Wearing slippers casually has various benefits. First, it is the part of comfort. It also reduces strain on the feet and legs. The proper amount of blood flows through your feet by wearing slippers. Similarly, a new study by Bournemouth University suggests that slippers at school could improve student’s grades.
Pupils who wear slipper in the classroom typically arrive at school earlier, left later and read more during class. The children are found as much calmer and more receptive to learning.
Findern Primary School in East Midland encouraging children to wear slippers in school.
After asking Mrs. Titchener said, “We’re always trying to improve the experience for students. When we came across the research we tested it in one class. We found some notable improvements in how students felt and performed in the classroom.”
While testing, pupil also felt more comfortable. They feel more at home and more in tune with the classes.
Like anything, we get some opposition for some things, the same thing also happens with this. Some parents at the school have voiced their concerns over the policy. They said- “school prepares children for the world of work and uniform is a big part of maintaining standards.”
They considered it as a load of new age nonsense. So, they were not allowing to wear slippers in class.

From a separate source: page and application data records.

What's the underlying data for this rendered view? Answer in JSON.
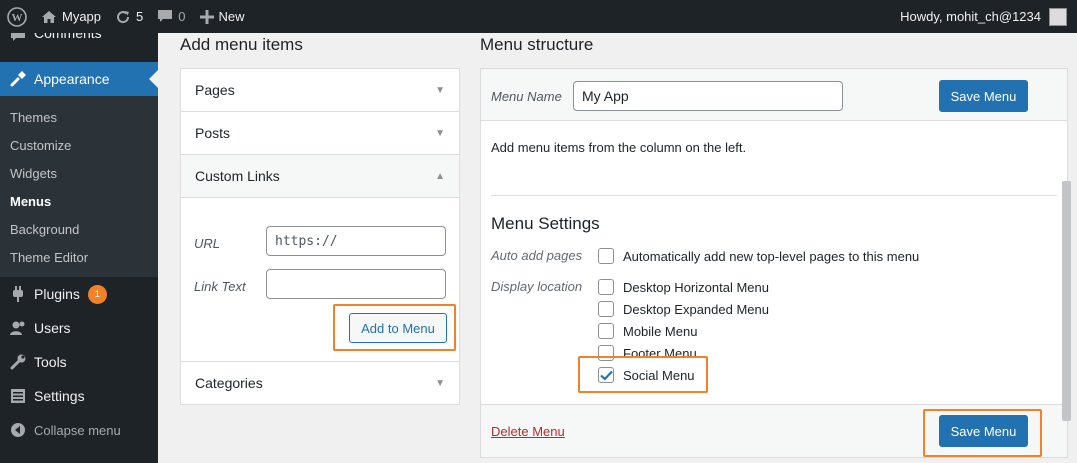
{
  "adminbar": {
    "site_name": "Myapp",
    "updates_count": "5",
    "comments_count": "0",
    "new_label": "New",
    "howdy": "Howdy, mohit_ch@1234"
  },
  "sidebar": {
    "partial_item": "Comments",
    "current_item": "Appearance",
    "submenu": [
      "Themes",
      "Customize",
      "Widgets",
      "Menus",
      "Background",
      "Theme Editor"
    ],
    "plugins": "Plugins",
    "plugins_badge": "1",
    "users": "Users",
    "tools": "Tools",
    "settings": "Settings",
    "collapse": "Collapse menu"
  },
  "add_items": {
    "title": "Add menu items",
    "sections": [
      "Pages",
      "Posts",
      "Custom Links",
      "Categories"
    ],
    "url_label": "URL",
    "url_placeholder": "https://",
    "link_text_label": "Link Text",
    "add_button": "Add to Menu"
  },
  "structure": {
    "title": "Menu structure",
    "menu_name_label": "Menu Name",
    "menu_name_value": "My App",
    "save_button": "Save Menu",
    "instructions": "Add menu items from the column on the left.",
    "settings_title": "Menu Settings",
    "auto_add_label": "Auto add pages",
    "auto_add_text": "Automatically add new top-level pages to this menu",
    "display_location_label": "Display location",
    "locations": [
      {
        "label": "Desktop Horizontal Menu",
        "checked": false
      },
      {
        "label": "Desktop Expanded Menu",
        "checked": false
      },
      {
        "label": "Mobile Menu",
        "checked": false
      },
      {
        "label": "Footer Menu",
        "checked": false
      },
      {
        "label": "Social Menu",
        "checked": true
      }
    ],
    "delete_link": "Delete Menu"
  },
  "colors": {
    "accent": "#2271b1",
    "highlight": "#f0822a",
    "sidebar_bg": "#1d2327",
    "danger": "#b32d2e"
  }
}
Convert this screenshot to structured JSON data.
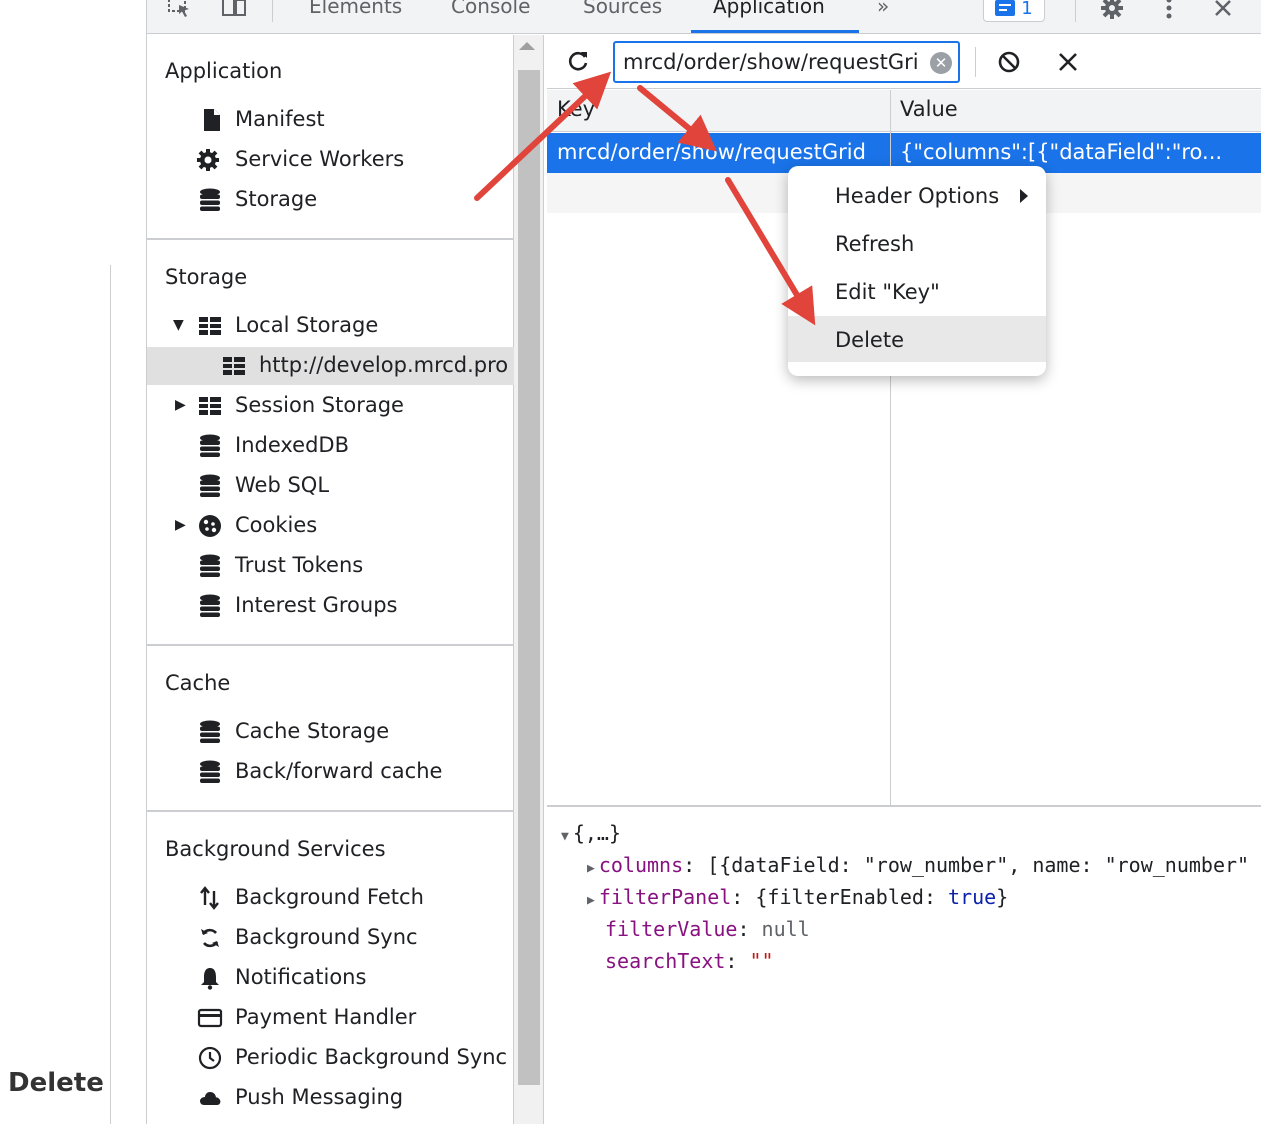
{
  "caption": "Delete",
  "toolbar": {
    "tabs": [
      {
        "label": "Elements"
      },
      {
        "label": "Console"
      },
      {
        "label": "Sources"
      },
      {
        "label": "Application"
      }
    ],
    "more_tabs": "»",
    "issues_count": "1"
  },
  "sidebar": {
    "sections": [
      {
        "title": "Application",
        "items": [
          {
            "label": "Manifest",
            "icon": "document-icon"
          },
          {
            "label": "Service Workers",
            "icon": "gear-icon"
          },
          {
            "label": "Storage",
            "icon": "database-icon"
          }
        ]
      },
      {
        "title": "Storage",
        "items": [
          {
            "label": "Local Storage",
            "icon": "grid-icon",
            "expanded": true
          },
          {
            "label": "http://develop.mrcd.pro",
            "icon": "grid-icon",
            "selected": true
          },
          {
            "label": "Session Storage",
            "icon": "grid-icon",
            "expanded": false
          },
          {
            "label": "IndexedDB",
            "icon": "database-icon"
          },
          {
            "label": "Web SQL",
            "icon": "database-icon"
          },
          {
            "label": "Cookies",
            "icon": "cookie-icon",
            "expanded": false
          },
          {
            "label": "Trust Tokens",
            "icon": "database-icon"
          },
          {
            "label": "Interest Groups",
            "icon": "database-icon"
          }
        ]
      },
      {
        "title": "Cache",
        "items": [
          {
            "label": "Cache Storage",
            "icon": "database-icon"
          },
          {
            "label": "Back/forward cache",
            "icon": "database-icon"
          }
        ]
      },
      {
        "title": "Background Services",
        "items": [
          {
            "label": "Background Fetch",
            "icon": "up-down-arrows-icon"
          },
          {
            "label": "Background Sync",
            "icon": "sync-icon"
          },
          {
            "label": "Notifications",
            "icon": "bell-icon"
          },
          {
            "label": "Payment Handler",
            "icon": "card-icon"
          },
          {
            "label": "Periodic Background Sync",
            "icon": "clock-icon"
          },
          {
            "label": "Push Messaging",
            "icon": "cloud-icon"
          }
        ]
      }
    ]
  },
  "storage": {
    "filter_value": "mrcd/order/show/requestGri",
    "columns": {
      "key": "Key",
      "value": "Value"
    },
    "selected_row": {
      "key": "mrcd/order/show/requestGrid",
      "value": "{\"columns\":[{\"dataField\":\"ro..."
    }
  },
  "context_menu": {
    "items": [
      {
        "label": "Header Options",
        "has_submenu": true
      },
      {
        "label": "Refresh"
      },
      {
        "label": "Edit \"Key\""
      },
      {
        "label": "Delete",
        "highlighted": true
      }
    ]
  },
  "preview": {
    "root": "{,…}",
    "columns_key": "columns",
    "columns_val": "[{dataField: \"row_number\", name: \"row_number\"",
    "filterPanel_key": "filterPanel",
    "filterPanel_pre": "{filterEnabled: ",
    "filterPanel_bool": "true",
    "filterPanel_post": "}",
    "filterValue_key": "filterValue",
    "filterValue_val": "null",
    "searchText_key": "searchText",
    "searchText_val": "\"\""
  },
  "colors": {
    "accent": "#1a73e8",
    "annotation_arrow": "#e0443a"
  }
}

Mrs. Titchener said, “I think the idea that this makes the children less smartly dressed or less prepared for formal situations is a misconception.”
“Although the new uniform guidelines were non-compulsory. Almost all of the students enrolled at the school had opted into wearing slippers over their outdoor footwear.”
The idea of more relaxed uniform has already been implemented across Scandinavia. And hence, academic performance among primary-aged pupils improved considerably.
Lead researcher Stephen Heppell said, “Shoeless learning isn’t for everyone. But the hard research data says cleaning costs are lower, furniture lasts a lot longer and with clean floors, you need less of it. It saves money – and academic progress is better too.”
“The last place a child would sit to read is an upright chair. We’ve found that 95 percent of them actually don’t read on a chair at home. When they go on holidays the read lying down. Having conditions in the classroom that are like those at home mean that more boys are reading in the classroom.”